Making the most of big data
Both drug manufacturers and their suppliers generate large amounts of data concerning their products and processes. Mining this “big data” becomes easier as the Industrial internet increasingly facilitates connection of diverse data through economical and secure cloud-based storage and analysis solutions. This data is also a source of new insights into managing productivity and risk as shown for other highly regulated and critical industries, like aviation and power (9). In biomanufacturing, benefits are likely improved facility planning and maintenance as well as better understanding of how raw material variations affect process quality and yield. These benefits would lead to increasing productivity and decreasing batch failures or lots placed on hold for quality review.
Discussion and conclusions
A structured and transparent risk management process is a constructive way to align the vital needs of patients with both drug manufacturers and their suppliers, regulators, investors, and employees. Our industry will never be without risk. Therefore, we should avoid the paralysis that comes with fear of risk and disproportionate management, which ultimately reduces the pace of progress and our opportunity to treat patients.

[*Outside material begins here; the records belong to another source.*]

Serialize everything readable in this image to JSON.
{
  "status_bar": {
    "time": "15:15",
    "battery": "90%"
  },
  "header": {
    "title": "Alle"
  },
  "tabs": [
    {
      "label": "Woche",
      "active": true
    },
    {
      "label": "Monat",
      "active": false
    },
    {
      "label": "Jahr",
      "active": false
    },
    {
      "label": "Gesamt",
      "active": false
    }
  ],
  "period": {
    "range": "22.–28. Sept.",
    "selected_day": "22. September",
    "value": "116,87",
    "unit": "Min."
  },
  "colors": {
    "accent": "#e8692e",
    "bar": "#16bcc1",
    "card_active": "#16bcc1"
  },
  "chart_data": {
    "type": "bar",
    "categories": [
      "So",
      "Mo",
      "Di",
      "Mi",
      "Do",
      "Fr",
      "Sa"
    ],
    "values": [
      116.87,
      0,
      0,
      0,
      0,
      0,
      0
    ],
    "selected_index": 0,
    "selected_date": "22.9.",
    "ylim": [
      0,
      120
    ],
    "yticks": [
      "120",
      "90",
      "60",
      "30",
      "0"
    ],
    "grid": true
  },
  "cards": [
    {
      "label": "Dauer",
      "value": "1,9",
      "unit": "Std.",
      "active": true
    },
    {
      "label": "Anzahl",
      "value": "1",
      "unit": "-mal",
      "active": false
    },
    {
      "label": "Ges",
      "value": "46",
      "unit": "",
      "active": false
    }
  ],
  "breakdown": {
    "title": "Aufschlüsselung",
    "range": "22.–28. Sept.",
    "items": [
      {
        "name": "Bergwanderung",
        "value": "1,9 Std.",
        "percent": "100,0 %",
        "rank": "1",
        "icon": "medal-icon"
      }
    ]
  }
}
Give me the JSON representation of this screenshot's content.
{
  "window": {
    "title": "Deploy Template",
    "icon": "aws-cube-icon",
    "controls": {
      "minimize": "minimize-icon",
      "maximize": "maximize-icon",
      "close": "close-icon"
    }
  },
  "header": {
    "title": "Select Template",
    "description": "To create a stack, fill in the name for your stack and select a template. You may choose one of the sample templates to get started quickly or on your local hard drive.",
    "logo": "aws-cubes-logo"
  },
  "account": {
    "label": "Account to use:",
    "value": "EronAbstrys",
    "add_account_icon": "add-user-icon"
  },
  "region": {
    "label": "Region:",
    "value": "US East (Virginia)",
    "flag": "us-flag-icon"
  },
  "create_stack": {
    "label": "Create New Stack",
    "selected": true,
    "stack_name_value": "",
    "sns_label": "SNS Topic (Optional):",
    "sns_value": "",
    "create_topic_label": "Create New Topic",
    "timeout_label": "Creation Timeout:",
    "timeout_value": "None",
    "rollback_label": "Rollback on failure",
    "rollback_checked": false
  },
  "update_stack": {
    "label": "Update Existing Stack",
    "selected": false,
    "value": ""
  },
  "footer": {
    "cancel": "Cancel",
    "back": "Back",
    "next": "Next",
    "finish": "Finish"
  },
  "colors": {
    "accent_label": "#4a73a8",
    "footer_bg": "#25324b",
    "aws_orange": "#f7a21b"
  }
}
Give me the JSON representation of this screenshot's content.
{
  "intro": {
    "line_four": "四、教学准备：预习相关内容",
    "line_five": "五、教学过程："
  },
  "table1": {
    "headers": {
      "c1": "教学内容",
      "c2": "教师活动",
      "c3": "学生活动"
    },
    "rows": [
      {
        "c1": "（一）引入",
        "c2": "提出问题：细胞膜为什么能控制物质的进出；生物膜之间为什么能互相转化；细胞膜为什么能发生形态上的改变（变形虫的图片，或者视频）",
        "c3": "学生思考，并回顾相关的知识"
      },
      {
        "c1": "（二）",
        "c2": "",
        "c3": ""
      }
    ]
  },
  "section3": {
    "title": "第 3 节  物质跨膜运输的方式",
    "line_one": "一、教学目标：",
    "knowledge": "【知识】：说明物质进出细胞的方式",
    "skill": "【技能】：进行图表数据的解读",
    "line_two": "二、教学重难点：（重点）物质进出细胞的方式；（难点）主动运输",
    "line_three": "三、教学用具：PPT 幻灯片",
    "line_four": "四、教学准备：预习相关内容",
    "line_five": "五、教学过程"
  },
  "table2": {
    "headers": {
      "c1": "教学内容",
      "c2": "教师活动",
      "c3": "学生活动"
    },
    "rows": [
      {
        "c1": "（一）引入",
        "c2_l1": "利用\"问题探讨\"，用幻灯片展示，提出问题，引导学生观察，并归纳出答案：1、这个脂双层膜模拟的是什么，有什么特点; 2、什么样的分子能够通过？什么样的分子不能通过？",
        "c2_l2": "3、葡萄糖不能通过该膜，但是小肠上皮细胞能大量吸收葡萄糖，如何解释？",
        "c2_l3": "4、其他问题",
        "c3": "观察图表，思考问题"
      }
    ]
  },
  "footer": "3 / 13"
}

The myriad of risks we face can seem daunting at first sight. The key is to work through the risks in a systematic and cross-functional way involving all levels of the organization. As the process is repeated year after year, the grasp of existing and new risks will improve. Whilst the process is challenging in the early stages, the focus should be on constant improvement in visibility and plans to mitigate risks. This way, organizations become increasingly confident in this essential task and well capable of managing a challenging risk if it does indeed materialize.